Lexis Advance® Quicklaw®
Appeal by the City from a decision of a chambers judge granting the Architectural Institute a declaration that a decision of the City’s building inspector approving a permit for a building that was not compliant with the Architects Act was unreasonable. The proposed building was designed, and the construction supervised by a designer, and not by a licensed architect as required by the Architects Act. The City took the position that the authority to approve building permits was discretionary under the legislative instruments under which building inspectors operated, and that on exercising their broad discretion, building inspectors were under no obligation to consider or comply with the Architects Act.

HELD: Appeal dismissed. The provisions of the City’s Building Bylaw were of limited, if any, assistance in determining whether the safety standard set out in the Architects Act constrained the discretion conferred on building inspectors to approve plans. Whether a decision to approve plans that were in contravention of the safety standard set out in the Architects Act could be justified in relation to the facts and law that constrained the decision maker did not turn on the provisions of the Bylaw, but on the effect of mandatory provincial legislation external to the Bylaw. The mandatory safety standard set out in the Architects Act was a statutory constraint on the exercise of the building inspectors’ discretion, irrespective of the terms of the Bylaw or the interpretation of those terms.

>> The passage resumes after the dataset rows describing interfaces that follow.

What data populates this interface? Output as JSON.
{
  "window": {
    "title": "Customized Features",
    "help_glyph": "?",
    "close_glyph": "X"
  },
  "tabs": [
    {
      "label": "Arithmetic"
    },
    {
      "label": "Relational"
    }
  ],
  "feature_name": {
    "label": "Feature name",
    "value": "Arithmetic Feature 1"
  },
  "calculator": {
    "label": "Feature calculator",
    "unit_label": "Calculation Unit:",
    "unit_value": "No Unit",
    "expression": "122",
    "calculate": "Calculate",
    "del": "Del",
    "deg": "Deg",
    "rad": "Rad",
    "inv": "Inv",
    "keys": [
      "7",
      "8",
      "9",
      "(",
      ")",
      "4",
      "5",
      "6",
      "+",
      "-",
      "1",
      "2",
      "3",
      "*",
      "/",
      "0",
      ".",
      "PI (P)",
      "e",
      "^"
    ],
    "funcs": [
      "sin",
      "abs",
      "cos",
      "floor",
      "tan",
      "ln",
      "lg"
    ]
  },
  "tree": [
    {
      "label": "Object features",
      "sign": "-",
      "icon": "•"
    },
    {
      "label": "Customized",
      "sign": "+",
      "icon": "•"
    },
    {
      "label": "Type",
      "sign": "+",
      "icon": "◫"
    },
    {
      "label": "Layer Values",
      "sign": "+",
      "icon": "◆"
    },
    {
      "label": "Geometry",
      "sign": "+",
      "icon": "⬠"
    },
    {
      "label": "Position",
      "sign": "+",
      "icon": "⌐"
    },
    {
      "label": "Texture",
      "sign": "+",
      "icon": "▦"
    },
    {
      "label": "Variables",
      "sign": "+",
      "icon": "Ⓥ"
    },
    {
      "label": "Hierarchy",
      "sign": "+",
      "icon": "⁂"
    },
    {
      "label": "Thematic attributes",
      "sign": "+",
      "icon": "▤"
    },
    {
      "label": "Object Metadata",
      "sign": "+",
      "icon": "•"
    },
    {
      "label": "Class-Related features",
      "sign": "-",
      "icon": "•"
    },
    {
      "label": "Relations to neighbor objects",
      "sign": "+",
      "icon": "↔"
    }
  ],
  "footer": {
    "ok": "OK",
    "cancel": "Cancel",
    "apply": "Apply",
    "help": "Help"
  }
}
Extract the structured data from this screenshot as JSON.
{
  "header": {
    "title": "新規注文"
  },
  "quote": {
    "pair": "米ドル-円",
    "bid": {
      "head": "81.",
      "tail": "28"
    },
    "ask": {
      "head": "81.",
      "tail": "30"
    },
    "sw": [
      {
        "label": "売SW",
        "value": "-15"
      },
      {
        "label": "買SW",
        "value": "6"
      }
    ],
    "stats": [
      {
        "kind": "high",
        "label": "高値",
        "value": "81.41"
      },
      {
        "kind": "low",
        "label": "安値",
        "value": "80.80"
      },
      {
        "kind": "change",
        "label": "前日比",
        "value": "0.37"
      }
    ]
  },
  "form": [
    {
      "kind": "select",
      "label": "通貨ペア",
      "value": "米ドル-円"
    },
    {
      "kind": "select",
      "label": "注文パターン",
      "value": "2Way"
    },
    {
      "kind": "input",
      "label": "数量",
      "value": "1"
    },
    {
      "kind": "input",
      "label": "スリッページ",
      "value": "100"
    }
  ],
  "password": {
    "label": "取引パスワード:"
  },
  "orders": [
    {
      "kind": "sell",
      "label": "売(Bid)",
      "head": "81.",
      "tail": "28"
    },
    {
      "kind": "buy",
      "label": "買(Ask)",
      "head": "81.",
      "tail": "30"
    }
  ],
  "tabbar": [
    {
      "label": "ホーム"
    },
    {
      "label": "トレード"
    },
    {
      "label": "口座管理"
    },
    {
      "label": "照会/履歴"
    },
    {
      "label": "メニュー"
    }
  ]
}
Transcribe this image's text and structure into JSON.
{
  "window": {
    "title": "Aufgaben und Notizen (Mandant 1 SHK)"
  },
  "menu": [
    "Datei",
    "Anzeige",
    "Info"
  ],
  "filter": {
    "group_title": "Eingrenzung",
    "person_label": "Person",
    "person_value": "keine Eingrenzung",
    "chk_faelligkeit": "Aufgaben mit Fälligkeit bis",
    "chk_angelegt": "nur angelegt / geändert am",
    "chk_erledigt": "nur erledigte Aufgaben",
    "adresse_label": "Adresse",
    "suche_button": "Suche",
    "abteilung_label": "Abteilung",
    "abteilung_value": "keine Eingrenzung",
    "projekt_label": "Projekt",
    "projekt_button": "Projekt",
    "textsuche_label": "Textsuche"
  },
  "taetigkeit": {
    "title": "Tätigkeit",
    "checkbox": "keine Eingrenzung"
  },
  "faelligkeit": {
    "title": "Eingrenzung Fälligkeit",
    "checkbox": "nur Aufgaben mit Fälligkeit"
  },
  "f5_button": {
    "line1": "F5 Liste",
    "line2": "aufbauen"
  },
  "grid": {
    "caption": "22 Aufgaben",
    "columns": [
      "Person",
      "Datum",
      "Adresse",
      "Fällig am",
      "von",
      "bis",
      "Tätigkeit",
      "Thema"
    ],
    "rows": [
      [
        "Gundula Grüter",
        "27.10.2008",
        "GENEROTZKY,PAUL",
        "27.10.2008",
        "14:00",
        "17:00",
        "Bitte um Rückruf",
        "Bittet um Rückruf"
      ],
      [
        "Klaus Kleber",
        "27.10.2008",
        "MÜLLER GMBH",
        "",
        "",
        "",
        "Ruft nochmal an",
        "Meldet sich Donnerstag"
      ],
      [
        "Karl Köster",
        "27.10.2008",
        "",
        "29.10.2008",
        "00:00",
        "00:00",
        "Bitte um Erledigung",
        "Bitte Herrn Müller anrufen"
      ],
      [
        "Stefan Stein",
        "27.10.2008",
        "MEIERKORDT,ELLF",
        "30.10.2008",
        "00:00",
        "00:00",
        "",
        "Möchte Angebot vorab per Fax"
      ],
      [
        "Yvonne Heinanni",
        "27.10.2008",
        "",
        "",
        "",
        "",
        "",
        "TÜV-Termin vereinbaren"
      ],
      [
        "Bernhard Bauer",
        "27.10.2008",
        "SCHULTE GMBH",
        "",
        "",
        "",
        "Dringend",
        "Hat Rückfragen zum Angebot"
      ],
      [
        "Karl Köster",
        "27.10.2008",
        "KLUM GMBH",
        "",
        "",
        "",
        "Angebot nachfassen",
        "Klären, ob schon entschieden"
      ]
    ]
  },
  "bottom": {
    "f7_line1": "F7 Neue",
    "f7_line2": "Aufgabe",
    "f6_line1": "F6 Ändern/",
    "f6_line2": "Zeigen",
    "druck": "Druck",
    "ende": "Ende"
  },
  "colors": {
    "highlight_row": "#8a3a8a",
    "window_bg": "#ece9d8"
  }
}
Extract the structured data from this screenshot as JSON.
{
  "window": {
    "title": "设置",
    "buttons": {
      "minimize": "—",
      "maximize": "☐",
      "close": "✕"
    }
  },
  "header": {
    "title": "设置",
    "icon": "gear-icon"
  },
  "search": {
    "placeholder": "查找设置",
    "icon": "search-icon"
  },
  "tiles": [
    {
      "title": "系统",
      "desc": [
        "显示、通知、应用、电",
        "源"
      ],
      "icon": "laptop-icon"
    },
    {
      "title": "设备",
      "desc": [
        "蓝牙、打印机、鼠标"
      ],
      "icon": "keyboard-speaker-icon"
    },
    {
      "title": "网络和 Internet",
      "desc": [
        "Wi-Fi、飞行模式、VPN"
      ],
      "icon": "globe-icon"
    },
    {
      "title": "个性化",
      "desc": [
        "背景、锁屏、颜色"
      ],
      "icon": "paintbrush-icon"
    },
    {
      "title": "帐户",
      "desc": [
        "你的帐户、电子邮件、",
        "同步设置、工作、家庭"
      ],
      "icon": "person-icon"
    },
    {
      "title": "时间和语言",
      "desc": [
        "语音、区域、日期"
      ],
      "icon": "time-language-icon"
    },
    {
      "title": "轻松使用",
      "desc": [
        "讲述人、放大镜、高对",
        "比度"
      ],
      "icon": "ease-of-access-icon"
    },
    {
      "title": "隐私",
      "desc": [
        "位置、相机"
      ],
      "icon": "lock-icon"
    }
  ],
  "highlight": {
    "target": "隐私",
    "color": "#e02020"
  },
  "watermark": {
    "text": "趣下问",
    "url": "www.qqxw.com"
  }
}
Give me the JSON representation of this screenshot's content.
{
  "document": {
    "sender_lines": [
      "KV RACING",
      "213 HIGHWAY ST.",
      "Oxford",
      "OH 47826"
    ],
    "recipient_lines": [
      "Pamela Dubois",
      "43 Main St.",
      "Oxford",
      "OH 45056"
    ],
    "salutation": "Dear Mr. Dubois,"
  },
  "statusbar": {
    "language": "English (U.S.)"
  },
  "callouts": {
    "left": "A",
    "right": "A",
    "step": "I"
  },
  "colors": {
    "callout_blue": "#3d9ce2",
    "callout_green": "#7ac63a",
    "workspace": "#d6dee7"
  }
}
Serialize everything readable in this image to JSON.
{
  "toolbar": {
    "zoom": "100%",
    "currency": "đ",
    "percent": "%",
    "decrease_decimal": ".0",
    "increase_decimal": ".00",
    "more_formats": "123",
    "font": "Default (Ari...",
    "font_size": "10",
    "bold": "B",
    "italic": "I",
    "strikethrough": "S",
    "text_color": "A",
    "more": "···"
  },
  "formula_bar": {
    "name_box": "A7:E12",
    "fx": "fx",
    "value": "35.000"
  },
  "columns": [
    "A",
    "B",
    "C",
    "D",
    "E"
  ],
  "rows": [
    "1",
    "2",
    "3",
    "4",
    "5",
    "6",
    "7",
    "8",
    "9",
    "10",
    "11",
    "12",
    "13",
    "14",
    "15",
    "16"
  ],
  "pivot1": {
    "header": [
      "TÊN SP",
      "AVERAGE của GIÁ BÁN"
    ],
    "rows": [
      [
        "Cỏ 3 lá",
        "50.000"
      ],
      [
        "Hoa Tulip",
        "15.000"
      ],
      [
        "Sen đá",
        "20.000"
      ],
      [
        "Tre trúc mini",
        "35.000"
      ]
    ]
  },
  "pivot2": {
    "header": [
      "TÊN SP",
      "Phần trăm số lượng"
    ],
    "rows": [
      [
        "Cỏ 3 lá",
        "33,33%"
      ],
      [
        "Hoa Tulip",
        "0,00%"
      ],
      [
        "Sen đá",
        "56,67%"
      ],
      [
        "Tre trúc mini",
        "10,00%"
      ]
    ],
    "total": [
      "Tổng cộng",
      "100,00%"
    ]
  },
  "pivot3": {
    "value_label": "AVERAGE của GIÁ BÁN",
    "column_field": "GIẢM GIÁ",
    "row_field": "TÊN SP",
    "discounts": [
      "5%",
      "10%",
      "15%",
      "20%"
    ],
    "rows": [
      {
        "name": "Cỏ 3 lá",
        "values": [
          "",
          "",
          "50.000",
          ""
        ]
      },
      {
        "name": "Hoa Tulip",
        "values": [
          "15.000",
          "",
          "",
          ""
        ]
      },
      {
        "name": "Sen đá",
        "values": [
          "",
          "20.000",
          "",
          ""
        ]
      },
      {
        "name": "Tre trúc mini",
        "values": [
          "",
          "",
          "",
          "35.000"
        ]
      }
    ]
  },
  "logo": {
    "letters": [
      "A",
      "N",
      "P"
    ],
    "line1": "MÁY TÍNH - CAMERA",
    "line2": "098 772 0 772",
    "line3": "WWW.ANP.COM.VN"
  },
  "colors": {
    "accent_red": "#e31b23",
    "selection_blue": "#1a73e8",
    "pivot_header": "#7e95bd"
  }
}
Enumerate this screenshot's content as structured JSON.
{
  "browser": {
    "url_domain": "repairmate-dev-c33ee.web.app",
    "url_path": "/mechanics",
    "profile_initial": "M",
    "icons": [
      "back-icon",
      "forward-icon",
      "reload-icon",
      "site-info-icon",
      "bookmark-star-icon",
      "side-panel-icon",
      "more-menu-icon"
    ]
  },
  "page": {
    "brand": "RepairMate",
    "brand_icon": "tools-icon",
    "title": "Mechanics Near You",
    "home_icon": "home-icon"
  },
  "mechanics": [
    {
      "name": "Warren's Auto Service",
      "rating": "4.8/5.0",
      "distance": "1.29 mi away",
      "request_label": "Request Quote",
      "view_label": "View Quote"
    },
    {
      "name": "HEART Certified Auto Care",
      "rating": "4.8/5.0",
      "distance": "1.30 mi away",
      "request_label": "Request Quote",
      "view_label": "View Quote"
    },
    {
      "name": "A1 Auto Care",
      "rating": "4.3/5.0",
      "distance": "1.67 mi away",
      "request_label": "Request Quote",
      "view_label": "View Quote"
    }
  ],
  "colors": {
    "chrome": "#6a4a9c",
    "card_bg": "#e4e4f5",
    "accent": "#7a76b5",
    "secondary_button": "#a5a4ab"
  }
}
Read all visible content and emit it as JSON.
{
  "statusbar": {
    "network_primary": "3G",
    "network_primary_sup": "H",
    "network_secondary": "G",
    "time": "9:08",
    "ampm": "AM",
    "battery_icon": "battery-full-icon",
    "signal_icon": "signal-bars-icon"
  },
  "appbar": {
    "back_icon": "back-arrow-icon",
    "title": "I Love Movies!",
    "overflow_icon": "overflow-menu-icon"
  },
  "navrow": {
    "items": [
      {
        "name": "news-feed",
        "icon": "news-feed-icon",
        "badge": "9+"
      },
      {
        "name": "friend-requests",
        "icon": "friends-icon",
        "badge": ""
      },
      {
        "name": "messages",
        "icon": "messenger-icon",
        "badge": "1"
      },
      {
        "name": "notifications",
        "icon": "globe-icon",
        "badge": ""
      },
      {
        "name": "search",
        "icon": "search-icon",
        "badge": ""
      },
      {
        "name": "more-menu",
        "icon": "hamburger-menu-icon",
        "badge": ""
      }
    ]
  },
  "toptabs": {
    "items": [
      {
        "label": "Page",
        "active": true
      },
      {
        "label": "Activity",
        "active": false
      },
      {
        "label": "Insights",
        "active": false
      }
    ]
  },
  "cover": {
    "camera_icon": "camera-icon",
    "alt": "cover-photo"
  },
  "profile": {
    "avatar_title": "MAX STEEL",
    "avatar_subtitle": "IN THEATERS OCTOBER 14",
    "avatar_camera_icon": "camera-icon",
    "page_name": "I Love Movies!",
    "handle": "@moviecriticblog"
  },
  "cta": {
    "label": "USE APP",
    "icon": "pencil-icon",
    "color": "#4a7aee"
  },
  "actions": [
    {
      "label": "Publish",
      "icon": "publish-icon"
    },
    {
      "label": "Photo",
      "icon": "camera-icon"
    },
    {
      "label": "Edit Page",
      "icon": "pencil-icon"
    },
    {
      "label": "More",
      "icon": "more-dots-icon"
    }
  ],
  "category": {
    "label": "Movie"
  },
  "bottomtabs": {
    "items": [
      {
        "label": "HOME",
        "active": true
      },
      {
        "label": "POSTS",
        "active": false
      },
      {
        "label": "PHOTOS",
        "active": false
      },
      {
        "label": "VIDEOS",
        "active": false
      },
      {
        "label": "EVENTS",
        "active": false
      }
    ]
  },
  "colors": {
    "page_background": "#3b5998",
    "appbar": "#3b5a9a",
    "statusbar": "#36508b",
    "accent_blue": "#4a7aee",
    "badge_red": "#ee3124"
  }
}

Architectural Institute of British Columbia v. Langford (City), [2021] B.C.J. No. 1412, British Columbia Court of Appeal, L.A. Fenlon, J.J.L. Hunter and S.A. Griffin JJ.A., June 30, 2021. Digest No. TLD-August22021005